It has a five-star rating on TripAdvisor and is currently featuring in the Taranaki Garden Festival for the first time.
That is largely due to volunteer gardeners who have flittered in among the headstones for almost a decade now.
Susan was the first to get involved.
"I discovered the graveyard by accident and saw it needed some TLC [Tender Loving Care] so I started in the back corners weeding, planting a few flowers and things. The council was happy about that. They realised I was there and it's grown like topsy and there are now four other volunteers."
The gardening drew Susan in, but she later discovered her great-grandparents were actually buried in Te Henui.
She said the cemetery always had lots of potential and the volunteers had not been shy with their input.
"[We've planted] masses and masses of bulbs, you know, spring bulbs, summer bulbs, lilies, dahlias, kaners all sorts of flowering things," Susan said.
"It adds to the cheerfulness of the place. It's not a grim place.
"It enhances the trees. The cherries are flowering at the moment, the magnolias have just been and the grab apples. There's maples all sorts. It's a lovely setting."
For dog-walker Mary, the interest was more elemental.
"I enjoy having my hands in the soil. There's birdsong. You have tūīs and wood pigeons in the trees above you, fantails flit around beside you, the blackbird comes and looks for worms and it's just a lovely place to be."
Nick was off work and looking for something meaningful to do when he joined the gardening spectres.
"I'm one of the spooks, yeah, that's right. I think I'm correctly titled the Ghost, is that right Susan? Yeah, one of the volunteers."
He could see the funny side of working in a graveyard.
"It was the last place I thought I'd ever end up apart from going out in a box, but you know it just feels right being here."
Taranaki Garden Festival manager Tetsu Garnett said the cemetery, which was also maintained by the New Plymouth District Council, was well known to locals and in the festival on merit.

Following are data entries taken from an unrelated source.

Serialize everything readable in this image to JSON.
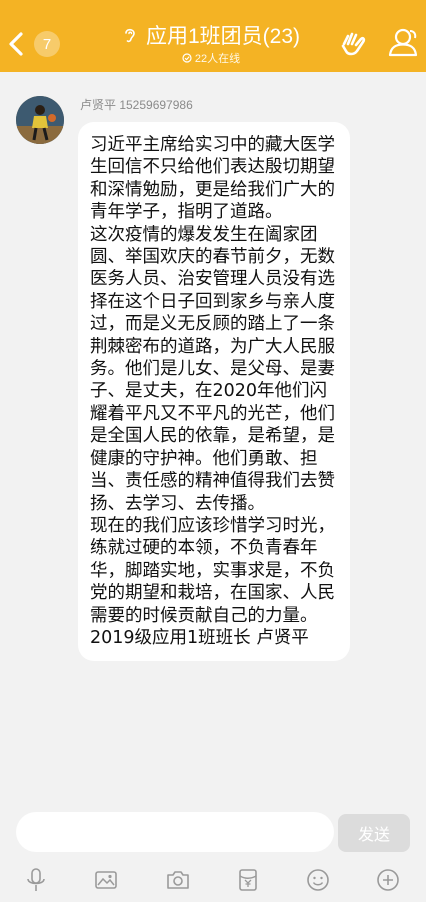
{
  "header": {
    "back_badge": "7",
    "title": "应用1班团员(23)",
    "online": "22人在线"
  },
  "message": {
    "sender": "卢贤平 15259697986",
    "paragraphs": [
      "习近平主席给实习中的藏大医学生回信不只给他们表达殷切期望和深情勉励，更是给我们广大的青年学子，指明了道路。",
      "这次疫情的爆发发生在阖家团圆、举国欢庆的春节前夕，无数医务人员、治安管理人员没有选择在这个日子回到家乡与亲人度过，而是义无反顾的踏上了一条荆棘密布的道路，为广大人民服务。他们是儿女、是父母、是妻子、是丈夫，在2020年他们闪耀着平凡又不平凡的光芒，他们是全国人民的依靠，是希望，是健康的守护神。他们勇敢、担当、责任感的精神值得我们去赞扬、去学习、去传播。",
      "现在的我们应该珍惜学习时光，练就过硬的本领，不负青春年华，脚踏实地，实事求是，不负党的期望和栽培，在国家、人民需要的时候贡献自己的力量。",
      "2019级应用1班班长 卢贤平"
    ]
  },
  "input": {
    "placeholder": "",
    "send_label": "发送"
  },
  "toolbar": {
    "icons": [
      "microphone-icon",
      "image-icon",
      "camera-icon",
      "red-packet-icon",
      "emoji-icon",
      "plus-icon"
    ]
  },
  "colors": {
    "header_bg": "#f4b324",
    "bubble_bg": "#ffffff",
    "page_bg": "#f2f2f2"
  }
}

"Well it is a bit quirky having a cemetery, yeah for sure, but it is really a place of relaxation and a sanctuary.
"Coincidentally it is Halloween coming up, but you know this is a beautiful place that we want to share and it's not spooky at all."
Te Henui Cemetery - which still holds about 35 burials annually in family plots - is open to the public all year round and entry is free.
The Taranaki Garden Festival runs until 4 November.